AIM OF THE EXERCISE
Where the string "JSON" shows up in a line of the records, copy that line.

(Dataset rows describing interfaces)
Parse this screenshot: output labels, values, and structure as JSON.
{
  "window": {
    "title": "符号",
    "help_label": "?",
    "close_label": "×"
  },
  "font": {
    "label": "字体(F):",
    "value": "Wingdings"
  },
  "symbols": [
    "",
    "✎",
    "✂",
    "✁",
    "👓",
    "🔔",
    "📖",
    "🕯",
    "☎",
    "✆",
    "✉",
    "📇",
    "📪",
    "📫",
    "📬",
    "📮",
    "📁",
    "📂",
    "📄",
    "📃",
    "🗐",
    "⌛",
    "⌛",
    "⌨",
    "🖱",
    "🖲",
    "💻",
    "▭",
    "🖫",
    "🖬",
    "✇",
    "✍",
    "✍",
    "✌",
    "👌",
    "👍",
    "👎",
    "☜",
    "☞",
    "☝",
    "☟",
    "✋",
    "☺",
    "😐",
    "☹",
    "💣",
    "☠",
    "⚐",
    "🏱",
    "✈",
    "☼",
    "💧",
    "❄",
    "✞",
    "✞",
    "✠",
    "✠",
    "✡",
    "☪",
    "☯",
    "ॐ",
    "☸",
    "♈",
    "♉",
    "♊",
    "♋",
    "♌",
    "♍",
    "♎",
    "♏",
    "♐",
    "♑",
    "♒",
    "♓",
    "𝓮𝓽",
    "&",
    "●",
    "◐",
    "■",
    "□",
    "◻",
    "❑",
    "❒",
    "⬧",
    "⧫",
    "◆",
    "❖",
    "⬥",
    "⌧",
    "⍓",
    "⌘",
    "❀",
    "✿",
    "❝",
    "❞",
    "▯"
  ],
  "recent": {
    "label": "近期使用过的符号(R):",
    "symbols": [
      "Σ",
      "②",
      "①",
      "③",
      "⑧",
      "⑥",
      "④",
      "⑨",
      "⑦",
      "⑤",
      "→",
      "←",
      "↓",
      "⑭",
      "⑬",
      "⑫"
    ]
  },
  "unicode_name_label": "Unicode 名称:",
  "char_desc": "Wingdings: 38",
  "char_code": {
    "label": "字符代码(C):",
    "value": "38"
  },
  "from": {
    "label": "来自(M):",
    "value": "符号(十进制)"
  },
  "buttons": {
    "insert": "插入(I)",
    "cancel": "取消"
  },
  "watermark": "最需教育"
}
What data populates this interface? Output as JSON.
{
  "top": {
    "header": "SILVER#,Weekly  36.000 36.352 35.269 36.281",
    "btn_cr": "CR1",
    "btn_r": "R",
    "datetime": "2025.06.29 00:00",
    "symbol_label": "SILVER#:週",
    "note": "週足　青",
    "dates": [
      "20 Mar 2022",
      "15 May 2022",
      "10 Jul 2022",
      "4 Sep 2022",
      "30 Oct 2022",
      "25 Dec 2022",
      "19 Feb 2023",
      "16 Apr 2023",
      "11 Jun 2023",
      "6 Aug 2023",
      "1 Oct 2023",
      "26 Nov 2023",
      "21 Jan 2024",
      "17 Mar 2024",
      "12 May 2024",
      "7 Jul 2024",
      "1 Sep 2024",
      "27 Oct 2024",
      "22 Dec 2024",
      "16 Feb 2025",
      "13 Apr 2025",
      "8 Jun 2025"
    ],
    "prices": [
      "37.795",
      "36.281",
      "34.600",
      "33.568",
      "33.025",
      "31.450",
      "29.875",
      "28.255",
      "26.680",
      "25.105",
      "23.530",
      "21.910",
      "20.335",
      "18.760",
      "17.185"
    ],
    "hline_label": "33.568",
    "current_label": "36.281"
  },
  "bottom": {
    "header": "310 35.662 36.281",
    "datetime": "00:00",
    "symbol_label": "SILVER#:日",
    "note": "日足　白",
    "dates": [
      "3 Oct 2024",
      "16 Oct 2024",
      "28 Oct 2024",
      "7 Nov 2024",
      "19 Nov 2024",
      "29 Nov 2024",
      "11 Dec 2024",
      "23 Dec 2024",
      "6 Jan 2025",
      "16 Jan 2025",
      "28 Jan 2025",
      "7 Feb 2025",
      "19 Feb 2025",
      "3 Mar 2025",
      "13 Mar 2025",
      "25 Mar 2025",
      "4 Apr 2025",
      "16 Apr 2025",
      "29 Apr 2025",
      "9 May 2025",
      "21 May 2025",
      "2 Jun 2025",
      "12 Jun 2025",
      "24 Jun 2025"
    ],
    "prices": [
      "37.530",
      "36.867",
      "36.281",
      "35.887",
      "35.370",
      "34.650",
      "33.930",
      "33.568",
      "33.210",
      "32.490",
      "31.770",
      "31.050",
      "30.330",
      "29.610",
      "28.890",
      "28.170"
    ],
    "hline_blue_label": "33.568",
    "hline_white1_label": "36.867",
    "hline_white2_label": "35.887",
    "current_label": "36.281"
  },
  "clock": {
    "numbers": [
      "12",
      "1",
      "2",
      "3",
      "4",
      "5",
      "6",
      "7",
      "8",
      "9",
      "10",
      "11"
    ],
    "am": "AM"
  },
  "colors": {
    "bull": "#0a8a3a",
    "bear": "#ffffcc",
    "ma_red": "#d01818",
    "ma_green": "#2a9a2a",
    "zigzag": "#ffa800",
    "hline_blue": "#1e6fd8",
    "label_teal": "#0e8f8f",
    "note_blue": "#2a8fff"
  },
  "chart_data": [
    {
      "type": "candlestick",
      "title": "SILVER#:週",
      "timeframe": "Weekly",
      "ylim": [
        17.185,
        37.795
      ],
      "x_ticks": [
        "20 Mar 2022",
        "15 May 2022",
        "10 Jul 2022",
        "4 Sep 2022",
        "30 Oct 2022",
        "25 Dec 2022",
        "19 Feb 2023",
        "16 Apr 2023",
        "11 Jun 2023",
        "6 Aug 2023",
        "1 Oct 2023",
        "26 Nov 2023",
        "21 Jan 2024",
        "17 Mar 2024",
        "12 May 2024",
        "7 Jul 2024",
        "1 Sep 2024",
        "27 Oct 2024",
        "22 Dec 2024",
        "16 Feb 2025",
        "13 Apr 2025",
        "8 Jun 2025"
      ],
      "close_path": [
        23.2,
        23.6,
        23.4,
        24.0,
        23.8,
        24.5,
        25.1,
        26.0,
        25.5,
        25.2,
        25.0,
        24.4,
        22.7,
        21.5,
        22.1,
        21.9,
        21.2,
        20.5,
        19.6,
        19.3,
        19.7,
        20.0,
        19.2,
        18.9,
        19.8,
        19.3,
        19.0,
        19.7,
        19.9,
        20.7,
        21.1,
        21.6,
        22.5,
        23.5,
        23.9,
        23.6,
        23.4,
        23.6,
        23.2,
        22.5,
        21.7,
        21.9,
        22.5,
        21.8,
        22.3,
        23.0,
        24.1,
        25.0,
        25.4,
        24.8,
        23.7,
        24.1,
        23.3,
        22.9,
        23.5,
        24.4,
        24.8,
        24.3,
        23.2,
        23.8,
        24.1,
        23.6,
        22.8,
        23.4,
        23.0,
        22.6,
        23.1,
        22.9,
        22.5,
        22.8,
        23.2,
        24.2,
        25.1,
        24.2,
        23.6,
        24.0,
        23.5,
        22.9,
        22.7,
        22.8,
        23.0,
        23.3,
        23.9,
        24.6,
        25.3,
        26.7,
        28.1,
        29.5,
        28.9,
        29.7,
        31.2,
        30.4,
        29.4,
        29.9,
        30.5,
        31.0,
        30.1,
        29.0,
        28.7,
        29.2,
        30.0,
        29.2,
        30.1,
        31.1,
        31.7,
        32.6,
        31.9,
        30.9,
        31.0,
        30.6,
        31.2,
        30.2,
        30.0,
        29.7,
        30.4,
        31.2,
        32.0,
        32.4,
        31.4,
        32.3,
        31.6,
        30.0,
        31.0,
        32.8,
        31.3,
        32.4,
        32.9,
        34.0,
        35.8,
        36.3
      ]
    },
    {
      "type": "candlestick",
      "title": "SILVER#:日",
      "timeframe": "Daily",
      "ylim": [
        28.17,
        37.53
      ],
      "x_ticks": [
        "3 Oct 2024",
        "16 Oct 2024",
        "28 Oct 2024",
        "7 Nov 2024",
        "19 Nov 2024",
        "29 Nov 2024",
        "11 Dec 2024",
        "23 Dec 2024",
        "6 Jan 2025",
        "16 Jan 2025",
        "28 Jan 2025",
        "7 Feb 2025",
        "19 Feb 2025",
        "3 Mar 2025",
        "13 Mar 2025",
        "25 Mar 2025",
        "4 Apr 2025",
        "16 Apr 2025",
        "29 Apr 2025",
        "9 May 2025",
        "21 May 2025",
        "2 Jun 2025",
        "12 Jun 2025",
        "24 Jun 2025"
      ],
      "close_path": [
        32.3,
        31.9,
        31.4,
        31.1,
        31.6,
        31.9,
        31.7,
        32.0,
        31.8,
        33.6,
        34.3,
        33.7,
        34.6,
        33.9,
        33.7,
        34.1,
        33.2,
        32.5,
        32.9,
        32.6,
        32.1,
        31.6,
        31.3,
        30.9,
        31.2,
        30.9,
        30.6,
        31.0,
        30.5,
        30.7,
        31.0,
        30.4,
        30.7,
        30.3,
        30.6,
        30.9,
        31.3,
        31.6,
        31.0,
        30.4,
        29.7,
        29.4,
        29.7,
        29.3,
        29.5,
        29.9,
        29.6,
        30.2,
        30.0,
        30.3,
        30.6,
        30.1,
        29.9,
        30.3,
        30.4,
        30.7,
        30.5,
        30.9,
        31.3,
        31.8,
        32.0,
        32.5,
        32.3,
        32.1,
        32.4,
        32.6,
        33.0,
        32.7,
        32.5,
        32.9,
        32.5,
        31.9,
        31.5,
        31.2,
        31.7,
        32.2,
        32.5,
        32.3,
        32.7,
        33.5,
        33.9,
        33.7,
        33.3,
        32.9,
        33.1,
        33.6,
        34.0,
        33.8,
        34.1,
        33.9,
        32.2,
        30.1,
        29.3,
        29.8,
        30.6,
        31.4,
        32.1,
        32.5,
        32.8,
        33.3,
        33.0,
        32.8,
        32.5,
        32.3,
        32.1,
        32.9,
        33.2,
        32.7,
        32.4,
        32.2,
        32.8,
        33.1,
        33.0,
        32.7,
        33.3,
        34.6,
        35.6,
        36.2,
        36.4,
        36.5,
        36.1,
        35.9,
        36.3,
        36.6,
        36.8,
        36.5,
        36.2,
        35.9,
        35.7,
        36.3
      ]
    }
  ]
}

WRITTEN SOLUTION
Parse this screenshot: output labels, values, and structure as JSON.
What data populates this interface? Output as JSON.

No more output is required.